PROBLEM:
The expected copy holds every entry exactly and none of the pictures.

ENTRIES PROVIDED:
::::

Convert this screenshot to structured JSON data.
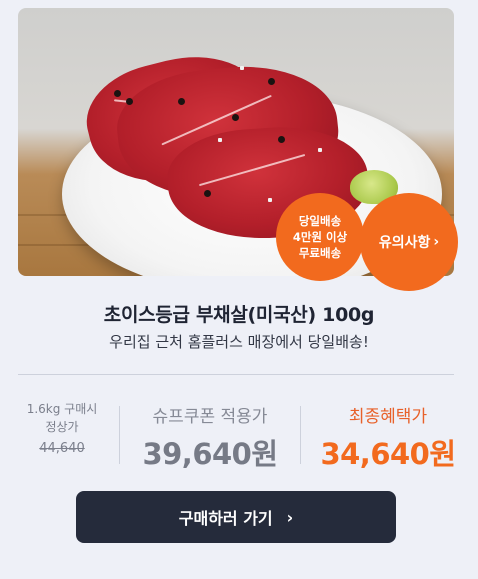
{
  "product": {
    "image_alt": "raw beef flat iron steaks on white plate with wasabi",
    "title": "초이스등급 부채살(미국산) 100g",
    "subtitle": "우리집 근처 홈플러스 매장에서 당일배송!"
  },
  "badges": {
    "delivery_lines": [
      "당일배송",
      "4만원 이상",
      "무료배송"
    ],
    "notice_label": "유의사항",
    "notice_icon": "chevron-right-icon"
  },
  "pricing": {
    "original_line1": "1.6kg 구매시",
    "original_line2": "정상가",
    "original_price": "44,640",
    "supercoupon_label": "슈프쿠폰 적용가",
    "supercoupon_price": "39,640원",
    "final_label": "최종혜택가",
    "final_price": "34,640원"
  },
  "cta": {
    "label": "구매하러 가기",
    "icon": "chevron-right-icon"
  },
  "colors": {
    "accent": "#f26a1e",
    "button": "#252b3b",
    "background": "#eef0f7"
  }
}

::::

ANSWER FOR THIS EXERCISE:
Convert this screenshot to structured JSON data.
{
  "product": {
    "image_alt": "raw beef flat iron steaks on white plate with wasabi",
    "title": "초이스등급 부채살(미국산) 100g",
    "subtitle": "우리집 근처 홈플러스 매장에서 당일배송!"
  },
  "badges": {
    "delivery_lines": [
      "당일배송",
      "4만원 이상",
      "무료배송"
    ],
    "notice_label": "유의사항",
    "notice_icon": "chevron-right-icon"
  },
  "pricing": {
    "original_line1": "1.6kg 구매시",
    "original_line2": "정상가",
    "original_price": "44,640",
    "supercoupon_label": "슈프쿠폰 적용가",
    "supercoupon_price": "39,640원",
    "final_label": "최종혜택가",
    "final_price": "34,640원"
  },
  "cta": {
    "label": "구매하러 가기",
    "icon": "chevron-right-icon"
  },
  "colors": {
    "accent": "#f26a1e",
    "button": "#252b3b",
    "background": "#eef0f7"
  }
}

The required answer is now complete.